 I’m not going to presume to guess what that dream might look like, or what specific Christian values are going to emerge that have us raising our arms and saying “Yes, this is who we are!” “Yes! This is what makes God do this (arms up) when we embrace.” But I will guarantee us one thing, ‘cause it’s right here in the Gospel.

I guarantee that whatever we realize God’s dream for us is. Whatever Christian values we believe we are called to embody. Whatever mission we commit to undertake it will not be for ourselves but for the world whom Jesus loves.

Our destiny as the Cathedral for this diocese, our destiny as the Cathedral for this city and this region is not holding on tightly to what we have, not curling up into ourselves, but throwing open our doors and giving ourselves and this glorious space away in love. Throwing open our doors and going out into the streets. Throwing open our doors and inviting the world in here. Throwing open our doors and living out loud our faith in one who looks deep in our hearts and reminds us that our lives are not possessions to keep but gifts to be given away.

We’ve been through a rough few years together. And we have gone through it together. We have had times of great pain and fear and moments of deep beauty and joy. And we still have a couple big strikes against us. We’ve got a $70,000 deficit that we’ve got three years at the outside to erase. We’re still too staff dependent and have newcomers, hospitality and children’s ministries that are suffering greatly because of it.

But, you know, this is St. Louis. And if last October taught us anything, it’s that two strikes means we’ve got ‘em right where we want ‘em. And we’ve got a big swing left in us. A swing of loving the world as Christ loves us. A swing of rejecting fear and throwing open our doors and laying down our lives. A swing whose sound when it connects will echo throughout this city and this region and signal that Christ is alive at Christ Church Cathedral. Come one. Come all. We will see you tomorrow night … and the next day … and the next…. and the next … and the next.

We’ve got a big swing left in us. But we’ve gotta get the bat off our shoulder. How is Christ inviting you to be a part of it? How is Christ inviting us to throw open the doors of this Cathedral and love the world more extravagantly?

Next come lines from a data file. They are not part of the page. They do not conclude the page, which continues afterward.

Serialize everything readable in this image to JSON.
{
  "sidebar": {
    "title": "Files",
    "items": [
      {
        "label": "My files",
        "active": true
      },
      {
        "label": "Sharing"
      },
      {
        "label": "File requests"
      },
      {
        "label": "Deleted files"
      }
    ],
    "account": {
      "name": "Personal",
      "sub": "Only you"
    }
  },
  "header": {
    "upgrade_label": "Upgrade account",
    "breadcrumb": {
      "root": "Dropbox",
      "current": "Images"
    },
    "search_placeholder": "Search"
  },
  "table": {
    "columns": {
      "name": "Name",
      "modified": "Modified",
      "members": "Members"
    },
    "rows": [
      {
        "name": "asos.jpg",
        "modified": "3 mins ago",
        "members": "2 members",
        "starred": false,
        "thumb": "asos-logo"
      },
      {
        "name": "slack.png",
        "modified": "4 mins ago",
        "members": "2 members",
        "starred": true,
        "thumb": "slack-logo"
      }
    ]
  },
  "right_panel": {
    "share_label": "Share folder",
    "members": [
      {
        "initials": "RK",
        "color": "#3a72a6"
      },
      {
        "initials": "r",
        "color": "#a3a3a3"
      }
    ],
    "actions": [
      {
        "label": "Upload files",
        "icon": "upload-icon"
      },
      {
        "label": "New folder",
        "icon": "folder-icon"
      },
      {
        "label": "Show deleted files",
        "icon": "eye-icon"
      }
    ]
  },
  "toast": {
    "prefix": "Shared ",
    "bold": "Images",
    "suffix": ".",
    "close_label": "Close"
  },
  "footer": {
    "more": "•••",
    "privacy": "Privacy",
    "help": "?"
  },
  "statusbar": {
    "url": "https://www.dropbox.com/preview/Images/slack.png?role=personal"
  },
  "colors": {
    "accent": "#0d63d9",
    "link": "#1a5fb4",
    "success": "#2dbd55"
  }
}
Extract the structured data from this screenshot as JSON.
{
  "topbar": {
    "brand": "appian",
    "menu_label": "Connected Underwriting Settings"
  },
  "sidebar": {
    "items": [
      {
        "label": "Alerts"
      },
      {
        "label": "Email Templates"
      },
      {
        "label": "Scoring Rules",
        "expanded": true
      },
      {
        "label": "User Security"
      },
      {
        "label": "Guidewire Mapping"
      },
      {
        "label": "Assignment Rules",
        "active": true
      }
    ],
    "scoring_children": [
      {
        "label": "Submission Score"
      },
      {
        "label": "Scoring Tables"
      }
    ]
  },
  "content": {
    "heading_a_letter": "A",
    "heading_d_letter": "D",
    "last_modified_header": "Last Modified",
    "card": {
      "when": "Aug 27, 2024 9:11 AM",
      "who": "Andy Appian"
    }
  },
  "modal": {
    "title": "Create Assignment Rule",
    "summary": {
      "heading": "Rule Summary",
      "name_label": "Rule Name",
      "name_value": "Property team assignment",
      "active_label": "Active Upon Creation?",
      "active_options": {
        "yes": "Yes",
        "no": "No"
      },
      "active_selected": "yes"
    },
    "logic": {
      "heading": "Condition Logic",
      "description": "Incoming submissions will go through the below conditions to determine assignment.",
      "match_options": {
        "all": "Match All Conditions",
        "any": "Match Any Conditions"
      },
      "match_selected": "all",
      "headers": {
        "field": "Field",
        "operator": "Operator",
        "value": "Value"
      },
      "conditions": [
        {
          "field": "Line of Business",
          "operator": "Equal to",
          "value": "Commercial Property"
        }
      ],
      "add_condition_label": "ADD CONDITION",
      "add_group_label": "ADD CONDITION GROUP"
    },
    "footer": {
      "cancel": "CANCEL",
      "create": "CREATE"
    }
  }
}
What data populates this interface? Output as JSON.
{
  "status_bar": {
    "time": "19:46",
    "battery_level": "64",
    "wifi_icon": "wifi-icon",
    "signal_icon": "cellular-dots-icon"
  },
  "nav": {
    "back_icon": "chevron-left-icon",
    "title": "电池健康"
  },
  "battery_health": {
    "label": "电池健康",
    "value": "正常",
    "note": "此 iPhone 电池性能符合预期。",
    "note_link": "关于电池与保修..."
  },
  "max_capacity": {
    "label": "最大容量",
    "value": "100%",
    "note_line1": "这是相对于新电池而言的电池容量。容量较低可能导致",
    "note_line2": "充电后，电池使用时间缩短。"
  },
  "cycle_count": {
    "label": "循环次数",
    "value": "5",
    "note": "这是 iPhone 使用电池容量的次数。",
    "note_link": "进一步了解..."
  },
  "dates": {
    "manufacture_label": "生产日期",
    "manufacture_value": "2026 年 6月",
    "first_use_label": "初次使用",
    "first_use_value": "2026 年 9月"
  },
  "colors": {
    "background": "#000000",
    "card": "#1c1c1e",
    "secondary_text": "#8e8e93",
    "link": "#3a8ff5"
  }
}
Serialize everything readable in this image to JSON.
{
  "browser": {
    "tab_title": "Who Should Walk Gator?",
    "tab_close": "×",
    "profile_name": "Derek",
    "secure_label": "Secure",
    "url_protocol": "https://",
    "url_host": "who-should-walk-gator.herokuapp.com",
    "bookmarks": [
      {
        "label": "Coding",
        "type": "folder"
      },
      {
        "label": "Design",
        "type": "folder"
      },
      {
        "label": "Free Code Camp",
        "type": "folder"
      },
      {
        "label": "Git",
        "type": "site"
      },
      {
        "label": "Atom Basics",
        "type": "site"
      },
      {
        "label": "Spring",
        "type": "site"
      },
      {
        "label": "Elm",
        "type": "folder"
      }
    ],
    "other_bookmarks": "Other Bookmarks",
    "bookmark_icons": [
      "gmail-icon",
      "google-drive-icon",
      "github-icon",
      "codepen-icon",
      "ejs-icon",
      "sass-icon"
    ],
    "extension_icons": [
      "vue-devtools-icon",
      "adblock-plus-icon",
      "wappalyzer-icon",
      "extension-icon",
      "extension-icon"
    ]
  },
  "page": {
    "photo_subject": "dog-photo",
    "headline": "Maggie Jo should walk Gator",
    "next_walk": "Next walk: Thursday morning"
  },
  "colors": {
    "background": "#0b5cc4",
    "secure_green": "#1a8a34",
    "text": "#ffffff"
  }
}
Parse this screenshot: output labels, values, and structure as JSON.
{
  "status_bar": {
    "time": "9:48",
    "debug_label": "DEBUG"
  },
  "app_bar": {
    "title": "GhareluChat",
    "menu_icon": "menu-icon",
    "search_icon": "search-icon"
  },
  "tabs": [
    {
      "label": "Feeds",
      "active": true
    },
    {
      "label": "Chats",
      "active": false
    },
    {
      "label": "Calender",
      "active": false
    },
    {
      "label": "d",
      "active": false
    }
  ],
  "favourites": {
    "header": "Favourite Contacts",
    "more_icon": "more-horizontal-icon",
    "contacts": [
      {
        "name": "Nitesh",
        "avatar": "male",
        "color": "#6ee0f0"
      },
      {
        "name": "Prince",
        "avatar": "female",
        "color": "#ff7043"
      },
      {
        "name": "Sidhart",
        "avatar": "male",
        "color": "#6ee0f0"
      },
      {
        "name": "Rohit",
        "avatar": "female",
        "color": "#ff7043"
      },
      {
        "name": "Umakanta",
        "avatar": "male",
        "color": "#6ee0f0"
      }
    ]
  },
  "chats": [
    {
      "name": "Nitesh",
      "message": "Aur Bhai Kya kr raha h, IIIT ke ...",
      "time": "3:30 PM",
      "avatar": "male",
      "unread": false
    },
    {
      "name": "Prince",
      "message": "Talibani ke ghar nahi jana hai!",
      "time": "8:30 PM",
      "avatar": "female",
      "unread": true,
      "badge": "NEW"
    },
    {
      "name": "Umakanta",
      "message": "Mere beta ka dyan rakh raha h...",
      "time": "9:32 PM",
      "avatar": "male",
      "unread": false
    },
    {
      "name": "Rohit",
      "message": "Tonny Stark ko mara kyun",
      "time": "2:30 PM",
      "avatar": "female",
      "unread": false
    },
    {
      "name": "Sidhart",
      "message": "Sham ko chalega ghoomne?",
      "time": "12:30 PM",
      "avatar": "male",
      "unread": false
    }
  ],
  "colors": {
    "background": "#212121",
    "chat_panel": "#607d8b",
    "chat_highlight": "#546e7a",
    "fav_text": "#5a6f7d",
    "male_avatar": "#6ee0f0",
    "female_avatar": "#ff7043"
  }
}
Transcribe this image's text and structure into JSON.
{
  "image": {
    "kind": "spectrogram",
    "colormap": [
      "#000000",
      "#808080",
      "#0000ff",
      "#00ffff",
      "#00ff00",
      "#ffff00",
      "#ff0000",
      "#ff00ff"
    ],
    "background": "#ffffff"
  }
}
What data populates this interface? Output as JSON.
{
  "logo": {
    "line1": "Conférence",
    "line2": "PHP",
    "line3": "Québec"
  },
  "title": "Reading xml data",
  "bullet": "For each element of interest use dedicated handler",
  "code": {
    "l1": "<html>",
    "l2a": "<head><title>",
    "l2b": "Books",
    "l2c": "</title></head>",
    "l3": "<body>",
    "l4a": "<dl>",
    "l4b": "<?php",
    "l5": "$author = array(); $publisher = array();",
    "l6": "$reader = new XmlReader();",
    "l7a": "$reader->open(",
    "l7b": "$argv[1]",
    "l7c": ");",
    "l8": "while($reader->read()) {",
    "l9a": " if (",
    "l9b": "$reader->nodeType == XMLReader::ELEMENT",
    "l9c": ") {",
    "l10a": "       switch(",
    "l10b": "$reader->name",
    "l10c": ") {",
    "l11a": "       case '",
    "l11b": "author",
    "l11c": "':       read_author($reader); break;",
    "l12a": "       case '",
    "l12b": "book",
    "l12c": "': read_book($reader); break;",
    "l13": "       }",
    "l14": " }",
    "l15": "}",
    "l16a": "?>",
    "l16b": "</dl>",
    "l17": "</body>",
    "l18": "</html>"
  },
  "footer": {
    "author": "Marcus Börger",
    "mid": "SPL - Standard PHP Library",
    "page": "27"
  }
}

How is Christ inviting us to go from this (curled up) … to this (arms raised)?

Amen. Alleluia!

No comments:

Post a Comment